            containers not subject to the Bottle Bill program that have  
            been returned for recycling.  In contrast, DOC calculates the  
            recycling rate by considering only beverage containers subject  
            to the Bottle Bill that have been returned for recycling.  In  
            this way, the recycling rate is an accurate measure of Bottle  
            Bill activity, whereas the redemption rate is not.

            Previously, the Bottle Bill program included automatic  
            increases in the CRV payout triggered by redemption rates. The  
            goal of the redemption rate trigger was to encourage beverage  
            container manufactures, who also functioned as monopoly food  
            and beverage container recyclers, to recycle containers not  
            subject to the CRV.  Since the Bottle Bill program began, the  
            beverage container recycling industry has diversified, and the  
            redemption-rate triggers are no longer needed.  Accordingly,  
            there is no longer a programmatic justification for DOC to  
            calculate redemption rates.

           4)Support  .  The Sierra Club is the only registered support for  
            the current version of the bill.  There is no registered  

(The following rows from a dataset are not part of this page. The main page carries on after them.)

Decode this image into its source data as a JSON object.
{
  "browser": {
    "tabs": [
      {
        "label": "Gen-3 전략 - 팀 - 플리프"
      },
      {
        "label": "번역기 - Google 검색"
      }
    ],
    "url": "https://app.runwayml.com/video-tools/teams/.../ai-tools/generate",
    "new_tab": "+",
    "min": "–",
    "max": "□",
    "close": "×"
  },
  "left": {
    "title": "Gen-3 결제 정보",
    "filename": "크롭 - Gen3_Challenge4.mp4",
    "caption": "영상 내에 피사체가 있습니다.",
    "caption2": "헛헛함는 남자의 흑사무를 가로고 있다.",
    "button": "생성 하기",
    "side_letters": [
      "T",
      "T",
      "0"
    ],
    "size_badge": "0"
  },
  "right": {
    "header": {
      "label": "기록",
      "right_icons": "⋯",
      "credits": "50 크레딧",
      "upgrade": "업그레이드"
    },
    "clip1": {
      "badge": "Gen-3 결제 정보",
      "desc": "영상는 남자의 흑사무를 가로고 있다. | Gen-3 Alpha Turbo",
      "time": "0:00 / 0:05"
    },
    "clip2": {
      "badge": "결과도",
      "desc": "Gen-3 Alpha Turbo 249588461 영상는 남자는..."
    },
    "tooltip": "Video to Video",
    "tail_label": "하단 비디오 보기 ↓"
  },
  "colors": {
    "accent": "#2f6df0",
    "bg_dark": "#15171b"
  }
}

           Analysis Prepared by  :    Jay Dickenson / APPR. / (916) 319-2081